(Data about app and page elements)
BEGIN

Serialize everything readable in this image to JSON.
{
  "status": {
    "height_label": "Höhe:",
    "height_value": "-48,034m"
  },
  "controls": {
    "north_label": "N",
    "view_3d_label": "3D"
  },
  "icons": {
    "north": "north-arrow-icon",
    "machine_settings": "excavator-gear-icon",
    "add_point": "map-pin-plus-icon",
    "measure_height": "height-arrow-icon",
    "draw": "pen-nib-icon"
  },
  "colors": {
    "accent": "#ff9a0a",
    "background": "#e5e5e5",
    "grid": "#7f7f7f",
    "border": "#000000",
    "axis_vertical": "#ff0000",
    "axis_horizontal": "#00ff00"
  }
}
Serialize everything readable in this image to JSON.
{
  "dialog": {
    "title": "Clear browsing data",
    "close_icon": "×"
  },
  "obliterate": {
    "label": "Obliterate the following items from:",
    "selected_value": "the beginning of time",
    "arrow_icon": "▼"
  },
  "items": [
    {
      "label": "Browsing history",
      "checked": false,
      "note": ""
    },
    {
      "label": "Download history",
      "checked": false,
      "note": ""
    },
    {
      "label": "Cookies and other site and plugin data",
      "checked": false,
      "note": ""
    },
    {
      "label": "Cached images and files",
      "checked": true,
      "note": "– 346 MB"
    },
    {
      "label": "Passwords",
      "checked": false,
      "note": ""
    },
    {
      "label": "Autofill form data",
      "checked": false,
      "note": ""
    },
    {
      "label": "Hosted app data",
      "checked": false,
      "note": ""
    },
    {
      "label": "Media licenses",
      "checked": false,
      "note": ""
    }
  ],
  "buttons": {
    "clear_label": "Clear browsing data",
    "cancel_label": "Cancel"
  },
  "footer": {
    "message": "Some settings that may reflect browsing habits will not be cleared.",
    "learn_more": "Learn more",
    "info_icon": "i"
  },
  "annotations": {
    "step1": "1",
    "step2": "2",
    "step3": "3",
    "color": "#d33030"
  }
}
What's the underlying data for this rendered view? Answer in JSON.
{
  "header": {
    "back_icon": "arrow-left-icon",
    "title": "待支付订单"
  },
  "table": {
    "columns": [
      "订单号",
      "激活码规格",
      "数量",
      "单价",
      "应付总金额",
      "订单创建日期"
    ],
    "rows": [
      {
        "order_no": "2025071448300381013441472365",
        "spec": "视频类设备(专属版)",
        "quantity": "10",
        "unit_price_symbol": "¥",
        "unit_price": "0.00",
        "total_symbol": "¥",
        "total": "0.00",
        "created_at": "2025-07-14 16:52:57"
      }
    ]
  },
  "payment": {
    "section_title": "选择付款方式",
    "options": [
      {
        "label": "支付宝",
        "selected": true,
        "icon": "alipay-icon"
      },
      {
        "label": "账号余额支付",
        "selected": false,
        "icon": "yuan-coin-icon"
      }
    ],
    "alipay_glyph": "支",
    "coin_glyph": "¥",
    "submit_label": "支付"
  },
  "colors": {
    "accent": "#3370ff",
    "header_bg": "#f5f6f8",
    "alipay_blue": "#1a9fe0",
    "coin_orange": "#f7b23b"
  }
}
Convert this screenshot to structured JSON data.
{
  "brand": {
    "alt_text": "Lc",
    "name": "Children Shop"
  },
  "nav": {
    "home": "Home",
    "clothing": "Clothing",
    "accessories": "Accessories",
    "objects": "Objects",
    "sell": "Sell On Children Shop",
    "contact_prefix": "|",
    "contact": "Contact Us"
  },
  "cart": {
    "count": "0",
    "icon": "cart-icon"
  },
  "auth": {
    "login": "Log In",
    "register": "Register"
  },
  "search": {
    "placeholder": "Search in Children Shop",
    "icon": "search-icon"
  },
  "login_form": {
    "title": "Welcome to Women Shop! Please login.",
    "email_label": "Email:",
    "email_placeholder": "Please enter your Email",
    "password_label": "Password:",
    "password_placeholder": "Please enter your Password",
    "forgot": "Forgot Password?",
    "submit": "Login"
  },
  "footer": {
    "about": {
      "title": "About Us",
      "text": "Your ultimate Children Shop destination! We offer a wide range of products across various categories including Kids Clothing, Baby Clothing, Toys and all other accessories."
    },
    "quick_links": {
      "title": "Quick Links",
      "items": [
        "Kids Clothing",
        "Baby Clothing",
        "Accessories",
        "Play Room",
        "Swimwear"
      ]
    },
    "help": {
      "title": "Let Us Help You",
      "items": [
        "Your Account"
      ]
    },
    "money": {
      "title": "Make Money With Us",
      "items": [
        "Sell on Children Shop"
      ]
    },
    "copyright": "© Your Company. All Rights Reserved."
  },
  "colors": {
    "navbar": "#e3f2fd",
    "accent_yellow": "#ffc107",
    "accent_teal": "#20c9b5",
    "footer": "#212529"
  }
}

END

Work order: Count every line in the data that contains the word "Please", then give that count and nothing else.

Expected answer: 3